If you sustain a seemingly minor injury at work, you may react by brushing it off and putting it out of your mind. This is actually a fairly common reaction, with many individuals neglecting to report workplace injuries. In 2019, the U.S. Bureau of Labor Statistics found that 2.8 million nonfatal injuries and illnesses took place in private industry.
However, a survey from the Committee of Education and Labor found that the Survey of Occupational Injuries and Illnesses fails to reflect approximately 69% of such incidents, so the real number is actually considerably higher. It is important to report even the smallest of injuries incurred at your job because not doing so may lead to unintended consequences.
1. Your injury may be more severe than you initially thought
Even wounds that do not appear to be immediately serious may become worse if not treated in a proper and timely fashion. For instance, scrapes and cuts may become infected, resulting in long-term repercussions such as missing work. An injury that does not display visible signs of a critical condition may still be dangerous. Only a trained medical professional is capable of accurately determining the actual severity of one.
2. There is a deadline you have to file by

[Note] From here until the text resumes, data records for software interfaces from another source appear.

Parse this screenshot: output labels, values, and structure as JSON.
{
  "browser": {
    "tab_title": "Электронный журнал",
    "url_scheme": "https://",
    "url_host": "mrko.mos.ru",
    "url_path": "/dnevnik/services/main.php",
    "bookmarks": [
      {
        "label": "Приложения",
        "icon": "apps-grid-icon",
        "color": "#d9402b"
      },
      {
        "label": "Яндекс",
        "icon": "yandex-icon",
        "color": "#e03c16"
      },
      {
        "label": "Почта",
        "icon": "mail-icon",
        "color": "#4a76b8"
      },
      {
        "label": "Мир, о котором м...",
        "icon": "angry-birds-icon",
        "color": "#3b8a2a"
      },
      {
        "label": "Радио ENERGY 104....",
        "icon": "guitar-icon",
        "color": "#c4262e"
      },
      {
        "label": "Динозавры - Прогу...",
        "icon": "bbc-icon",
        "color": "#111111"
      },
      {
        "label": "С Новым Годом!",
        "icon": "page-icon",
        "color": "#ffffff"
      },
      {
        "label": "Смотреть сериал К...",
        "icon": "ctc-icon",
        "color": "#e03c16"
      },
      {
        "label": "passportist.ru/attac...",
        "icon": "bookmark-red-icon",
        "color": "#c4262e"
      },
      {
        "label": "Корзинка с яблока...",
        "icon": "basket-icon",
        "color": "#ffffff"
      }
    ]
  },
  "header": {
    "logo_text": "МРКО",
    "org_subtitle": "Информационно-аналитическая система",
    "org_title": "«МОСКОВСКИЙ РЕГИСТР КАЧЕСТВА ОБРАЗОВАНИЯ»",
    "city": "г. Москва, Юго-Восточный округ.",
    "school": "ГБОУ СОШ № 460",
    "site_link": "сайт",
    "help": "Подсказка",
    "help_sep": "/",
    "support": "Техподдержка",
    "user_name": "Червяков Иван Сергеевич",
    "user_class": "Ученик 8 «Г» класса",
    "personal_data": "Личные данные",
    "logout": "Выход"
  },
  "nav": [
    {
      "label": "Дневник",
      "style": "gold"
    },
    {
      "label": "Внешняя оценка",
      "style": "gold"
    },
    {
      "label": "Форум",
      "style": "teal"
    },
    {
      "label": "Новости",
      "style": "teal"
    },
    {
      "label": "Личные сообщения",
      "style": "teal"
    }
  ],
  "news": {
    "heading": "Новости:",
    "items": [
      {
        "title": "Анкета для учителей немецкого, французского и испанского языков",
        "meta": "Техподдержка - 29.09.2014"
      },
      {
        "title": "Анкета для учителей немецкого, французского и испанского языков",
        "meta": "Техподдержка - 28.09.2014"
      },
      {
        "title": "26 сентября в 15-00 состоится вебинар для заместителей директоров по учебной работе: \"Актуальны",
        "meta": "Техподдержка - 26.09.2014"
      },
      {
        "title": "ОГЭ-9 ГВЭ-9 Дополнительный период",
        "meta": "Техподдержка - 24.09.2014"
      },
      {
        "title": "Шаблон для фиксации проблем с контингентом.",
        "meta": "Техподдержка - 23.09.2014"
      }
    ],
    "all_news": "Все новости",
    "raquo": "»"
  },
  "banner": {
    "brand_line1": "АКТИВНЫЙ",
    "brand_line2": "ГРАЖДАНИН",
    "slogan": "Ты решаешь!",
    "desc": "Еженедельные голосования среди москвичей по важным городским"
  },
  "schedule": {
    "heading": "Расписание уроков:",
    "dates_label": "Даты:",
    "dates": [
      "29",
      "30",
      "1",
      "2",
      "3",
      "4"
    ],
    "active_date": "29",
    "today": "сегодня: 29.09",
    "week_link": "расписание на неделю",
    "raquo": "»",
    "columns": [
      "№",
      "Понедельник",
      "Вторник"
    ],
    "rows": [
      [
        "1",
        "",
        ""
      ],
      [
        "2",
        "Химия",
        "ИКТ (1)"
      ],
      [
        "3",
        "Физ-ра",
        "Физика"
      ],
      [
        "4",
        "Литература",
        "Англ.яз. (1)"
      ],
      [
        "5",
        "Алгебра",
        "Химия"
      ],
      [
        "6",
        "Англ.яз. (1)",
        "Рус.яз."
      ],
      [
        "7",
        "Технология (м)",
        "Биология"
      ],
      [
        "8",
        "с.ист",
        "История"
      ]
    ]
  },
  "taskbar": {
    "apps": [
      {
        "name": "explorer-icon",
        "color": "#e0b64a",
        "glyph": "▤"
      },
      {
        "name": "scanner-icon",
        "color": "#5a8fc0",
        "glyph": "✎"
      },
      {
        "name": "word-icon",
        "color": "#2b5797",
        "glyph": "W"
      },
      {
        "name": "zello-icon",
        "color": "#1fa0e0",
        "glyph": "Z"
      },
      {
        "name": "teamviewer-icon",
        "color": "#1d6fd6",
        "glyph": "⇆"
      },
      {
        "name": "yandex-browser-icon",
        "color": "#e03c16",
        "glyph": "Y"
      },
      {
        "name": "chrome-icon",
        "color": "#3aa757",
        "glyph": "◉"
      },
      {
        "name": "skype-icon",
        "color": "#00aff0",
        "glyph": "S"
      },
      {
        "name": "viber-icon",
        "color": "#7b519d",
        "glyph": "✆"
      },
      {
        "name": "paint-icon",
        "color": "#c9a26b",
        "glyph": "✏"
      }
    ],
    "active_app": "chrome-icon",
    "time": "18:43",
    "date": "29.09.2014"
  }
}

You may not wait three weeks to develop more severe symptoms and then report your injury. Colorado law requires you to tell your employer about it in writing within four working days of when you suffered it.
3. Reporting your injury creates documentation
Proper documentation helps ensure you receive your benefits. Not having it may lead to the insurer denying your claim.
Filing a workers’ compensation claim involves many elements. Reporting even the smallest of wounds immediately may ease the process and prevent rejection by an insurance adjuster.